◆ **Problem to solve**: Write out the entries once more, exactly as they appear.
:::
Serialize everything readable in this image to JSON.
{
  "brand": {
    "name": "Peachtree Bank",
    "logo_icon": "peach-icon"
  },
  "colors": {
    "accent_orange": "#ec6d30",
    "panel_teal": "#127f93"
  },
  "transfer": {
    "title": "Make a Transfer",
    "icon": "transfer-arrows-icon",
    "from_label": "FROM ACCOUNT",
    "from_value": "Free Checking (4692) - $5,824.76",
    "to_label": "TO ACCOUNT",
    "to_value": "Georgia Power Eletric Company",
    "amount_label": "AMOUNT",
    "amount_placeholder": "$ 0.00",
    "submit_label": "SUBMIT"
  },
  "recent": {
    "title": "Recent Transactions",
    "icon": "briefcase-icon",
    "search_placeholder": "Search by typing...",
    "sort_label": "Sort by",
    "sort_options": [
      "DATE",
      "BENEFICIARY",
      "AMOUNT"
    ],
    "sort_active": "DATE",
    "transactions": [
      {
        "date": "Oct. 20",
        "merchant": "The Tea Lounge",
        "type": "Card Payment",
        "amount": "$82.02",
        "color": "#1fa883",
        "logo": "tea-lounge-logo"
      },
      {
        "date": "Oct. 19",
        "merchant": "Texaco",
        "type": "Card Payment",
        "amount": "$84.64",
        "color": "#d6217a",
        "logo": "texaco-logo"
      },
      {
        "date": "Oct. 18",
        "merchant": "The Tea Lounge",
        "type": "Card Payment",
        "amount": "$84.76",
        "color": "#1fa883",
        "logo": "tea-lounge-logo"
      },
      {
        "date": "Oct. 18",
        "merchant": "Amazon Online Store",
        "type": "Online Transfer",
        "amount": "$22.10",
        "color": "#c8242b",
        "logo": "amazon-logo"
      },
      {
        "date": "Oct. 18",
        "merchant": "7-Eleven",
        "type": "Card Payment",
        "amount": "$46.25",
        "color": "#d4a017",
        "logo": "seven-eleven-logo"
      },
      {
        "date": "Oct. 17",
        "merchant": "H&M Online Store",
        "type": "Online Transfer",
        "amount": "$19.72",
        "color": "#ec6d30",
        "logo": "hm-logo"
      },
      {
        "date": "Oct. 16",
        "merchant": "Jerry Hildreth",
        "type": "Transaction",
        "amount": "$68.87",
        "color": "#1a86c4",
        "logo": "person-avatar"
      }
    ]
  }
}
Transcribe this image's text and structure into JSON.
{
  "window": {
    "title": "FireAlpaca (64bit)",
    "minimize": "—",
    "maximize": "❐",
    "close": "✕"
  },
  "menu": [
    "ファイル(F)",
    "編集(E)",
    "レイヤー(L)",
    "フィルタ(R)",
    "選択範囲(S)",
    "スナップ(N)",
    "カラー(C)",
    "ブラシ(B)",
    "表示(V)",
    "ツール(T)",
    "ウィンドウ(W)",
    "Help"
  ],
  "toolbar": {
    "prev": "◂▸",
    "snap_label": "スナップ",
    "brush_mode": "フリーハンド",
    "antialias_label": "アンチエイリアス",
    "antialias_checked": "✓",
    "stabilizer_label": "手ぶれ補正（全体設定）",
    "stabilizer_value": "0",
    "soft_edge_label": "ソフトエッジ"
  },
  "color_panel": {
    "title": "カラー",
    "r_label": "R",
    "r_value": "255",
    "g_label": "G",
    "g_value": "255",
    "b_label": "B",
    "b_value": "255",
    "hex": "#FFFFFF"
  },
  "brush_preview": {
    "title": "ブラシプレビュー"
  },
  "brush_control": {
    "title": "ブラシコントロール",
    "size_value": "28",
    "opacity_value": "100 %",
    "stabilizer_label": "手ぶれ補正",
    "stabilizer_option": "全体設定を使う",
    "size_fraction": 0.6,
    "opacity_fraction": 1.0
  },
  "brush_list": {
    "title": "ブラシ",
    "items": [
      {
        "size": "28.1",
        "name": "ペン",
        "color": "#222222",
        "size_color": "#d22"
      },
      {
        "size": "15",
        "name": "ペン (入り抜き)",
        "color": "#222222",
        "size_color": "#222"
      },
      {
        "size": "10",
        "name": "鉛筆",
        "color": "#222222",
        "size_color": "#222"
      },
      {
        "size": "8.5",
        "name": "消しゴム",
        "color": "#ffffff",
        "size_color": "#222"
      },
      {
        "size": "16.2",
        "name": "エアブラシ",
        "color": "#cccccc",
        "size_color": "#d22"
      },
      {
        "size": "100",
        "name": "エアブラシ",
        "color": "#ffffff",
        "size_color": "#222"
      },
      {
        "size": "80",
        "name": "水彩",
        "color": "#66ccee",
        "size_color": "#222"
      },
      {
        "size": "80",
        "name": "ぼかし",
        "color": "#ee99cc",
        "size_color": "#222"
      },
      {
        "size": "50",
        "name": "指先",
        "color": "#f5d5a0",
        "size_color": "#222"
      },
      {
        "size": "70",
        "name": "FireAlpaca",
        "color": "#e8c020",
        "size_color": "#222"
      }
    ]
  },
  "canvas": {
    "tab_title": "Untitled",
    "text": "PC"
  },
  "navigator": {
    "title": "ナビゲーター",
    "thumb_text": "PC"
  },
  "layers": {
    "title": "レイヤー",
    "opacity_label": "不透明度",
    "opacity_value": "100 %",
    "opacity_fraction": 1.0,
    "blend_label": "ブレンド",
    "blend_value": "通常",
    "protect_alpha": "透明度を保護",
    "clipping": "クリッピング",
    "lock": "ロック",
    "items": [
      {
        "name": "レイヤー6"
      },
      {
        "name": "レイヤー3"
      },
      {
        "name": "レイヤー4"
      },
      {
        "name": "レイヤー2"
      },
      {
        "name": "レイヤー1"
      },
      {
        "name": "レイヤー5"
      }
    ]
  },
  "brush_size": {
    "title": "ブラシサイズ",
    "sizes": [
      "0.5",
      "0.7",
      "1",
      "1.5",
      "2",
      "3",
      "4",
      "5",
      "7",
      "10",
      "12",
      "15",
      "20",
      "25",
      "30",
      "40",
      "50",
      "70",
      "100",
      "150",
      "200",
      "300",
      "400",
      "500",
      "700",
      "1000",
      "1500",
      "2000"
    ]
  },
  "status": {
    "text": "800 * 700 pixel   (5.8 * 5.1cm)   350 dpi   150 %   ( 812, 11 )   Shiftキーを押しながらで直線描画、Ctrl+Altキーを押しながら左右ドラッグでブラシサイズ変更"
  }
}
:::
◆ **Answer box**:
Serialize everything readable in this image to JSON.
{
  "brand": {
    "name": "Peachtree Bank",
    "logo_icon": "peach-icon"
  },
  "colors": {
    "accent_orange": "#ec6d30",
    "panel_teal": "#127f93"
  },
  "transfer": {
    "title": "Make a Transfer",
    "icon": "transfer-arrows-icon",
    "from_label": "FROM ACCOUNT",
    "from_value": "Free Checking (4692) - $5,824.76",
    "to_label": "TO ACCOUNT",
    "to_value": "Georgia Power Eletric Company",
    "amount_label": "AMOUNT",
    "amount_placeholder": "$ 0.00",
    "submit_label": "SUBMIT"
  },
  "recent": {
    "title": "Recent Transactions",
    "icon": "briefcase-icon",
    "search_placeholder": "Search by typing...",
    "sort_label": "Sort by",
    "sort_options": [
      "DATE",
      "BENEFICIARY",
      "AMOUNT"
    ],
    "sort_active": "DATE",
    "transactions": [
      {
        "date": "Oct. 20",
        "merchant": "The Tea Lounge",
        "type": "Card Payment",
        "amount": "$82.02",
        "color": "#1fa883",
        "logo": "tea-lounge-logo"
      },
      {
        "date": "Oct. 19",
        "merchant": "Texaco",
        "type": "Card Payment",
        "amount": "$84.64",
        "color": "#d6217a",
        "logo": "texaco-logo"
      },
      {
        "date": "Oct. 18",
        "merchant": "The Tea Lounge",
        "type": "Card Payment",
        "amount": "$84.76",
        "color": "#1fa883",
        "logo": "tea-lounge-logo"
      },
      {
        "date": "Oct. 18",
        "merchant": "Amazon Online Store",
        "type": "Online Transfer",
        "amount": "$22.10",
        "color": "#c8242b",
        "logo": "amazon-logo"
      },
      {
        "date": "Oct. 18",
        "merchant": "7-Eleven",
        "type": "Card Payment",
        "amount": "$46.25",
        "color": "#d4a017",
        "logo": "seven-eleven-logo"
      },
      {
        "date": "Oct. 17",
        "merchant": "H&M Online Store",
        "type": "Online Transfer",
        "amount": "$19.72",
        "color": "#ec6d30",
        "logo": "hm-logo"
      },
      {
        "date": "Oct. 16",
        "merchant": "Jerry Hildreth",
        "type": "Transaction",
        "amount": "$68.87",
        "color": "#1a86c4",
        "logo": "person-avatar"
      }
    ]
  }
}
Transcribe this image's text and structure into JSON.
{
  "window": {
    "title": "FireAlpaca (64bit)",
    "minimize": "—",
    "maximize": "❐",
    "close": "✕"
  },
  "menu": [
    "ファイル(F)",
    "編集(E)",
    "レイヤー(L)",
    "フィルタ(R)",
    "選択範囲(S)",
    "スナップ(N)",
    "カラー(C)",
    "ブラシ(B)",
    "表示(V)",
    "ツール(T)",
    "ウィンドウ(W)",
    "Help"
  ],
  "toolbar": {
    "prev": "◂▸",
    "snap_label": "スナップ",
    "brush_mode": "フリーハンド",
    "antialias_label": "アンチエイリアス",
    "antialias_checked": "✓",
    "stabilizer_label": "手ぶれ補正（全体設定）",
    "stabilizer_value": "0",
    "soft_edge_label": "ソフトエッジ"
  },
  "color_panel": {
    "title": "カラー",
    "r_label": "R",
    "r_value": "255",
    "g_label": "G",
    "g_value": "255",
    "b_label": "B",
    "b_value": "255",
    "hex": "#FFFFFF"
  },
  "brush_preview": {
    "title": "ブラシプレビュー"
  },
  "brush_control": {
    "title": "ブラシコントロール",
    "size_value": "28",
    "opacity_value": "100 %",
    "stabilizer_label": "手ぶれ補正",
    "stabilizer_option": "全体設定を使う",
    "size_fraction": 0.6,
    "opacity_fraction": 1.0
  },
  "brush_list": {
    "title": "ブラシ",
    "items": [
      {
        "size": "28.1",
        "name": "ペン",
        "color": "#222222",
        "size_color": "#d22"
      },
      {
        "size": "15",
        "name": "ペン (入り抜き)",
        "color": "#222222",
        "size_color": "#222"
      },
      {
        "size": "10",
        "name": "鉛筆",
        "color": "#222222",
        "size_color": "#222"
      },
      {
        "size": "8.5",
        "name": "消しゴム",
        "color": "#ffffff",
        "size_color": "#222"
      },
      {
        "size": "16.2",
        "name": "エアブラシ",
        "color": "#cccccc",
        "size_color": "#d22"
      },
      {
        "size": "100",
        "name": "エアブラシ",
        "color": "#ffffff",
        "size_color": "#222"
      },
      {
        "size": "80",
        "name": "水彩",
        "color": "#66ccee",
        "size_color": "#222"
      },
      {
        "size": "80",
        "name": "ぼかし",
        "color": "#ee99cc",
        "size_color": "#222"
      },
      {
        "size": "50",
        "name": "指先",
        "color": "#f5d5a0",
        "size_color": "#222"
      },
      {
        "size": "70",
        "name": "FireAlpaca",
        "color": "#e8c020",
        "size_color": "#222"
      }
    ]
  },
  "canvas": {
    "tab_title": "Untitled",
    "text": "PC"
  },
  "navigator": {
    "title": "ナビゲーター",
    "thumb_text": "PC"
  },
  "layers": {
    "title": "レイヤー",
    "opacity_label": "不透明度",
    "opacity_value": "100 %",
    "opacity_fraction": 1.0,
    "blend_label": "ブレンド",
    "blend_value": "通常",
    "protect_alpha": "透明度を保護",
    "clipping": "クリッピング",
    "lock": "ロック",
    "items": [
      {
        "name": "レイヤー6"
      },
      {
        "name": "レイヤー3"
      },
      {
        "name": "レイヤー4"
      },
      {
        "name": "レイヤー2"
      },
      {
        "name": "レイヤー1"
      },
      {
        "name": "レイヤー5"
      }
    ]
  },
  "brush_size": {
    "title": "ブラシサイズ",
    "sizes": [
      "0.5",
      "0.7",
      "1",
      "1.5",
      "2",
      "3",
      "4",
      "5",
      "7",
      "10",
      "12",
      "15",
      "20",
      "25",
      "30",
      "40",
      "50",
      "70",
      "100",
      "150",
      "200",
      "300",
      "400",
      "500",
      "700",
      "1000",
      "1500",
      "2000"
    ]
  },
  "status": {
    "text": "800 * 700 pixel   (5.8 * 5.1cm)   350 dpi   150 %   ( 812, 11 )   Shiftキーを押しながらで直線描画、Ctrl+Altキーを押しながら左右ドラッグでブラシサイズ変更"
  }
}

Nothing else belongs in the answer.